:: About this task ::
Word for word, restate all of the records.
=== Input material ===
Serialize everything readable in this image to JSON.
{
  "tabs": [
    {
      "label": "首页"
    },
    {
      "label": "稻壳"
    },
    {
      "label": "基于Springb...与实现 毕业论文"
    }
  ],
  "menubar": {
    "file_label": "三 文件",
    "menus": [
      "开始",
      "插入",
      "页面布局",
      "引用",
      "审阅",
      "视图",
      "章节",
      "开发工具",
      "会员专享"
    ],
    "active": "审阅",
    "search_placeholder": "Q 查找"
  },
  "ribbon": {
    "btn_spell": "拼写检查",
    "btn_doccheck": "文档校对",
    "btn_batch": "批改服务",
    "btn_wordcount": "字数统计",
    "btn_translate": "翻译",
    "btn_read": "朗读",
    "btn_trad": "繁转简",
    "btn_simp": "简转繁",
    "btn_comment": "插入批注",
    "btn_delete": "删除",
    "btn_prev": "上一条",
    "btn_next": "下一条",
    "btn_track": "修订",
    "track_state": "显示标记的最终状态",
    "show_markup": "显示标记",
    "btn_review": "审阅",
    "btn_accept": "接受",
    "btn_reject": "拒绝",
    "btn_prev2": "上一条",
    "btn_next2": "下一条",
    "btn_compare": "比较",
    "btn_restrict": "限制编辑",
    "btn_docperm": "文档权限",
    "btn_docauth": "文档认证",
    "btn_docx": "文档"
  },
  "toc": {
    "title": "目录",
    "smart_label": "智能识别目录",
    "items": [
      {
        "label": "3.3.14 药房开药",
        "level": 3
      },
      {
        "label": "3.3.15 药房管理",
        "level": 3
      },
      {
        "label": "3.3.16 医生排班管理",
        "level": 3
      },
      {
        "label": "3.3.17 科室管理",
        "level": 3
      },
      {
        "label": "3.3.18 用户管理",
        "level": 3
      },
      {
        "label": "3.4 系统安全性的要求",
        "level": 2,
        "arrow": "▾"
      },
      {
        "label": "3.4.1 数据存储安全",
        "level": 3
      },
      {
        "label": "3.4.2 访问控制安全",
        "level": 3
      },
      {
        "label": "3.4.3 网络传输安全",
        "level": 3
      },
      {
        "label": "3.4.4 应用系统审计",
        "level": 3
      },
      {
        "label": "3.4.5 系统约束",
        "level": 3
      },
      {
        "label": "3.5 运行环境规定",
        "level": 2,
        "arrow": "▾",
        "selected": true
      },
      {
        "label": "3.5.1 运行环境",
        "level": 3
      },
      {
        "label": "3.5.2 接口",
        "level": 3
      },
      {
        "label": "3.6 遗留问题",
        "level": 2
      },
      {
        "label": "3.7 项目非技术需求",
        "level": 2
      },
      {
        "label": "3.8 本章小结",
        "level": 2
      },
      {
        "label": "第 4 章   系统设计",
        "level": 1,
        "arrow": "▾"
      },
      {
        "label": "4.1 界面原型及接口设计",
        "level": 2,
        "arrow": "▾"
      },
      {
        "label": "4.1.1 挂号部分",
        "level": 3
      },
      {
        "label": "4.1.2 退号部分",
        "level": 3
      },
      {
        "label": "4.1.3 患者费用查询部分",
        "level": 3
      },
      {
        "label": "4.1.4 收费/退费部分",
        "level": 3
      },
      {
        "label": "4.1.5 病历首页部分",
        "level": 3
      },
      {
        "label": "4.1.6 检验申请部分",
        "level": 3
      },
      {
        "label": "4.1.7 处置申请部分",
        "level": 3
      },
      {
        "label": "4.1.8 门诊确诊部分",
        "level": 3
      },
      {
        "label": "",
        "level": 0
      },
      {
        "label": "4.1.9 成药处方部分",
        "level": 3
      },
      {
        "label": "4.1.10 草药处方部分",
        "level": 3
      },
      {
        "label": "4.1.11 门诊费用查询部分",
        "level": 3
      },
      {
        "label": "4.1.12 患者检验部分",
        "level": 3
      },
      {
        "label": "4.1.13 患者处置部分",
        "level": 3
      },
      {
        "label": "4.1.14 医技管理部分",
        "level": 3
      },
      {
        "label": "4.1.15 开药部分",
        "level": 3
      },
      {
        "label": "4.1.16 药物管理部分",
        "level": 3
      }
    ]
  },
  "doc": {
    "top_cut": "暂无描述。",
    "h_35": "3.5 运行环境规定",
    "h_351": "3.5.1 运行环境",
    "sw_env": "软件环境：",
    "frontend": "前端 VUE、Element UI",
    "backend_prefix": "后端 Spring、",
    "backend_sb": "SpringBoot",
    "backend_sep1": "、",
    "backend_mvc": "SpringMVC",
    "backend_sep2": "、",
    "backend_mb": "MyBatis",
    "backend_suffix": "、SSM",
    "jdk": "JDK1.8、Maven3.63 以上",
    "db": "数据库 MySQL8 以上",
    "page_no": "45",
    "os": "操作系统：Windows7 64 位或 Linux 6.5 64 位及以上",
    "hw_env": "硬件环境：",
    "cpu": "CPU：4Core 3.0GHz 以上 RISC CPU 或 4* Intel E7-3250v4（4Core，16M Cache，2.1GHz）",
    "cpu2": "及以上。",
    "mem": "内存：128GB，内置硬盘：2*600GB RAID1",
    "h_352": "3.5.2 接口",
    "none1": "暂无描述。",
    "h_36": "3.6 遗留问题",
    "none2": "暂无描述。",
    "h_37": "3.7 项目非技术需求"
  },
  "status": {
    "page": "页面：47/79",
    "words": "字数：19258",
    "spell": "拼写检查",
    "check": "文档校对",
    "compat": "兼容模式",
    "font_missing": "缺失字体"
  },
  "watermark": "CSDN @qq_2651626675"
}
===
:: Answer box ::
Serialize everything readable in this image to JSON.
{
  "tabs": [
    {
      "label": "首页"
    },
    {
      "label": "稻壳"
    },
    {
      "label": "基于Springb...与实现 毕业论文"
    }
  ],
  "menubar": {
    "file_label": "三 文件",
    "menus": [
      "开始",
      "插入",
      "页面布局",
      "引用",
      "审阅",
      "视图",
      "章节",
      "开发工具",
      "会员专享"
    ],
    "active": "审阅",
    "search_placeholder": "Q 查找"
  },
  "ribbon": {
    "btn_spell": "拼写检查",
    "btn_doccheck": "文档校对",
    "btn_batch": "批改服务",
    "btn_wordcount": "字数统计",
    "btn_translate": "翻译",
    "btn_read": "朗读",
    "btn_trad": "繁转简",
    "btn_simp": "简转繁",
    "btn_comment": "插入批注",
    "btn_delete": "删除",
    "btn_prev": "上一条",
    "btn_next": "下一条",
    "btn_track": "修订",
    "track_state": "显示标记的最终状态",
    "show_markup": "显示标记",
    "btn_review": "审阅",
    "btn_accept": "接受",
    "btn_reject": "拒绝",
    "btn_prev2": "上一条",
    "btn_next2": "下一条",
    "btn_compare": "比较",
    "btn_restrict": "限制编辑",
    "btn_docperm": "文档权限",
    "btn_docauth": "文档认证",
    "btn_docx": "文档"
  },
  "toc": {
    "title": "目录",
    "smart_label": "智能识别目录",
    "items": [
      {
        "label": "3.3.14 药房开药",
        "level": 3
      },
      {
        "label": "3.3.15 药房管理",
        "level": 3
      },
      {
        "label": "3.3.16 医生排班管理",
        "level": 3
      },
      {
        "label": "3.3.17 科室管理",
        "level": 3
      },
      {
        "label": "3.3.18 用户管理",
        "level": 3
      },
      {
        "label": "3.4 系统安全性的要求",
        "level": 2,
        "arrow": "▾"
      },
      {
        "label": "3.4.1 数据存储安全",
        "level": 3
      },
      {
        "label": "3.4.2 访问控制安全",
        "level": 3
      },
      {
        "label": "3.4.3 网络传输安全",
        "level": 3
      },
      {
        "label": "3.4.4 应用系统审计",
        "level": 3
      },
      {
        "label": "3.4.5 系统约束",
        "level": 3
      },
      {
        "label": "3.5 运行环境规定",
        "level": 2,
        "arrow": "▾",
        "selected": true
      },
      {
        "label": "3.5.1 运行环境",
        "level": 3
      },
      {
        "label": "3.5.2 接口",
        "level": 3
      },
      {
        "label": "3.6 遗留问题",
        "level": 2
      },
      {
        "label": "3.7 项目非技术需求",
        "level": 2
      },
      {
        "label": "3.8 本章小结",
        "level": 2
      },
      {
        "label": "第 4 章   系统设计",
        "level": 1,
        "arrow": "▾"
      },
      {
        "label": "4.1 界面原型及接口设计",
        "level": 2,
        "arrow": "▾"
      },
      {
        "label": "4.1.1 挂号部分",
        "level": 3
      },
      {
        "label": "4.1.2 退号部分",
        "level": 3
      },
      {
        "label": "4.1.3 患者费用查询部分",
        "level": 3
      },
      {
        "label": "4.1.4 收费/退费部分",
        "level": 3
      },
      {
        "label": "4.1.5 病历首页部分",
        "level": 3
      },
      {
        "label": "4.1.6 检验申请部分",
        "level": 3
      },
      {
        "label": "4.1.7 处置申请部分",
        "level": 3
      },
      {
        "label": "4.1.8 门诊确诊部分",
        "level": 3
      },
      {
        "label": "",
        "level": 0
      },
      {
        "label": "4.1.9 成药处方部分",
        "level": 3
      },
      {
        "label": "4.1.10 草药处方部分",
        "level": 3
      },
      {
        "label": "4.1.11 门诊费用查询部分",
        "level": 3
      },
      {
        "label": "4.1.12 患者检验部分",
        "level": 3
      },
      {
        "label": "4.1.13 患者处置部分",
        "level": 3
      },
      {
        "label": "4.1.14 医技管理部分",
        "level": 3
      },
      {
        "label": "4.1.15 开药部分",
        "level": 3
      },
      {
        "label": "4.1.16 药物管理部分",
        "level": 3
      }
    ]
  },
  "doc": {
    "top_cut": "暂无描述。",
    "h_35": "3.5 运行环境规定",
    "h_351": "3.5.1 运行环境",
    "sw_env": "软件环境：",
    "frontend": "前端 VUE、Element UI",
    "backend_prefix": "后端 Spring、",
    "backend_sb": "SpringBoot",
    "backend_sep1": "、",
    "backend_mvc": "SpringMVC",
    "backend_sep2": "、",
    "backend_mb": "MyBatis",
    "backend_suffix": "、SSM",
    "jdk": "JDK1.8、Maven3.63 以上",
    "db": "数据库 MySQL8 以上",
    "page_no": "45",
    "os": "操作系统：Windows7 64 位或 Linux 6.5 64 位及以上",
    "hw_env": "硬件环境：",
    "cpu": "CPU：4Core 3.0GHz 以上 RISC CPU 或 4* Intel E7-3250v4（4Core，16M Cache，2.1GHz）",
    "cpu2": "及以上。",
    "mem": "内存：128GB，内置硬盘：2*600GB RAID1",
    "h_352": "3.5.2 接口",
    "none1": "暂无描述。",
    "h_36": "3.6 遗留问题",
    "none2": "暂无描述。",
    "h_37": "3.7 项目非技术需求"
  },
  "status": {
    "page": "页面：47/79",
    "words": "字数：19258",
    "spell": "拼写检查",
    "check": "文档校对",
    "compat": "兼容模式",
    "font_missing": "缺失字体"
  },
  "watermark": "CSDN @qq_2651626675"
}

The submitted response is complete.